If flamenco dance was cultivated in London and Paris, as some researchers suggest, the dance of bulerías, that brief rhythmic bit of every singer, guitarist, or dancer, is indigenous and authentic. On the big international stages, we see elaborate choreographies, intricate footwork, extravagant costumes, beautiful women and handsome men executing technical feats with precision: soleá, siguiriya, tangos, alegrías, and taranto are among the most performed show dances at present. By contrast, bulerías dancing has developed on-site in a non-commercial environment: neighbors’ houses, taverns, local stores… The best festive dancers are masters of minimalism, of subtly suggested gestures and grace. The much-admired Anzonini del Puerto (Manuel Bermúdez Junquera, 1918-1983) used to say that those who dance bulerías best are those who move the least.
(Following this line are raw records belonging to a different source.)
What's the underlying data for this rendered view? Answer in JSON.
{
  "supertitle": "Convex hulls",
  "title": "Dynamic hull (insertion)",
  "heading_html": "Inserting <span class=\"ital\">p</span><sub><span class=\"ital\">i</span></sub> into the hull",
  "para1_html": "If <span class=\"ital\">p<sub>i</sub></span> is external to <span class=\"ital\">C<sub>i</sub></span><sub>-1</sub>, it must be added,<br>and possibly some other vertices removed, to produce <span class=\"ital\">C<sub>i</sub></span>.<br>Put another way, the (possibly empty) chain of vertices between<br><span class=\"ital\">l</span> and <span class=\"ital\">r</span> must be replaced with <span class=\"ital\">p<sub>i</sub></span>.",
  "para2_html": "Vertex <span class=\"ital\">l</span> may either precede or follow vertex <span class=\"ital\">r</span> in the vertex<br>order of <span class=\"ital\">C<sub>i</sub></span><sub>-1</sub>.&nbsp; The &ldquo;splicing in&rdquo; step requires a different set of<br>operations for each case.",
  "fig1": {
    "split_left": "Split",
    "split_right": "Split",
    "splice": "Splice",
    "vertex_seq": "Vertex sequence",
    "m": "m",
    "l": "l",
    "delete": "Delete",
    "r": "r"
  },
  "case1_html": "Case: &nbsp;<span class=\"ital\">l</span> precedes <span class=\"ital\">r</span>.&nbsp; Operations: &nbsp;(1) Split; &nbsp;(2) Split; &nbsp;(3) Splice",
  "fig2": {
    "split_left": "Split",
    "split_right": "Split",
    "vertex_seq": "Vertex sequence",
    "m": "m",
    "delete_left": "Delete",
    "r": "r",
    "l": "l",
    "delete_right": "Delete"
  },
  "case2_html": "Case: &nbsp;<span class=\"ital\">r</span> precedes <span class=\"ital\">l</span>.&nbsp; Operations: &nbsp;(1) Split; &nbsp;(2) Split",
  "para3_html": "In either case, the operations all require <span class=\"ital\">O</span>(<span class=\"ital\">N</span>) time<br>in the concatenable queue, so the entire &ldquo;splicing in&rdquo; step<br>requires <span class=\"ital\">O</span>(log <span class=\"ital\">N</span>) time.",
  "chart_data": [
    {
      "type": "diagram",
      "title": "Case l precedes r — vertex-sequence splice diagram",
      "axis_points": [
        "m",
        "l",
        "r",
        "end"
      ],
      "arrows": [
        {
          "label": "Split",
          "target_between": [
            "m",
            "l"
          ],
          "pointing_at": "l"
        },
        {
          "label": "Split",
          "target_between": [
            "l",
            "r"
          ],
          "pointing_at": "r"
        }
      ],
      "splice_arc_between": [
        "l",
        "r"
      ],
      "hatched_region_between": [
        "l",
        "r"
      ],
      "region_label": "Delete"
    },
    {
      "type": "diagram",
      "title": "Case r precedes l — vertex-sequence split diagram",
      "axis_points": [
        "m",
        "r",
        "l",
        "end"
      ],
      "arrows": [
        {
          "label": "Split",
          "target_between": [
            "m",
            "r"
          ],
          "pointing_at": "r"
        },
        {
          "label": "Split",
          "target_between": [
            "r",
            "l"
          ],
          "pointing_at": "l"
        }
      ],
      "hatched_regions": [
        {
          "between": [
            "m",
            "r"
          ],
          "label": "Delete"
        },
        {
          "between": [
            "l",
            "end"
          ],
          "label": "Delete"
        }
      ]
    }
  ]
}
There are only a handful of styles that could be called “classic”, but bulería enjoys a unique condition in the flamenco singing repertoire: one can sing bulerías or sing in the style of bulerías. When Pastora Pavón sings “Cielito Lindo”, Pepe Marchena his “Cuatro Muleros”, Bambino’s “El Poeta Lloró”, Porrinas de Badajoz “Ojos Verdes”, Lole’s “La Mariposa”, Camarón “La Leyenda del Tiempo”, they are singing in the style of bulerías. That is, they are adapting a song, whether it’s original, folkloric, or popular, to the festive rhythm of bulerías. Traditional singers use these “derivatives” to add more variety to their performance, often interspersing some classic short-form bulerías.


There have been many singers specialized in bulerías, but one figure casts a giant shadow over all the rest: Francisca Méndez Garrido, “Paquera de Jerez” (1934-2004), due to her rhythm, power, and ability to deeply move audiences with a style that some dismiss as “lesser”. Her disappearance in 2004 has left a difficult void to fill. Other names to consider, besides those already mentioned, are Bernarda de Utrera, Terremoto de Jerez and Perla de Cádiz, among many others.



The solo or concert guitarist, when playing bulerías, utilizes a wide range of musical options, and there are no limits other than those of his own imagination. Paco de Lucía pioneered new paths in bulerías, and nowadays, young prodigies are exploring unknown territory. Manuel Moreno Jiménez “Manuel Morao” (Jerez de la Frontera, 1929) and Manuel Fernández Molina “Parrilla de Jerez” (Jerez de la Frontera, 1945-2008) have been great creators of the Jerez sound in bulerías. Nor can we overlook the Granada school which reached its peak with Juan and Pepe Habichuela (1933-2016 and 1944 respectively) and Juan Santiago Maya “Marote” (1936-2002).

If the other flamenco forms are full glasses where interpreters go to drink, bulería is a great empty glass that each one fills as they please.


Top image: Baila Tía Juana la del Pipa, canta Terremoto. Archivo: Diego Alba



El Nani de Cádiz, por fiesta. Foto: Estela Zatania


Juana la del Pipa, con Terremoto hijo por bulerías en 2003. Peña Terremoto. Foto: Estela Zatania


La Tana, por bulerías. Feria de Utrera. Foto: Estela Zatania


Luis Marquesito, por bulerías. Potaje de Utrera 2011. Foto: Estela Zatania


Jerezana de adopción. Cantaora, guitarrista, bailaora y escritora. Flamenca por los cuatro costados. Sus artículos han sido publicados en numerosas revistas especializadas y es conferenciante bilingüe en Europa, Estados Unidos y Canadá.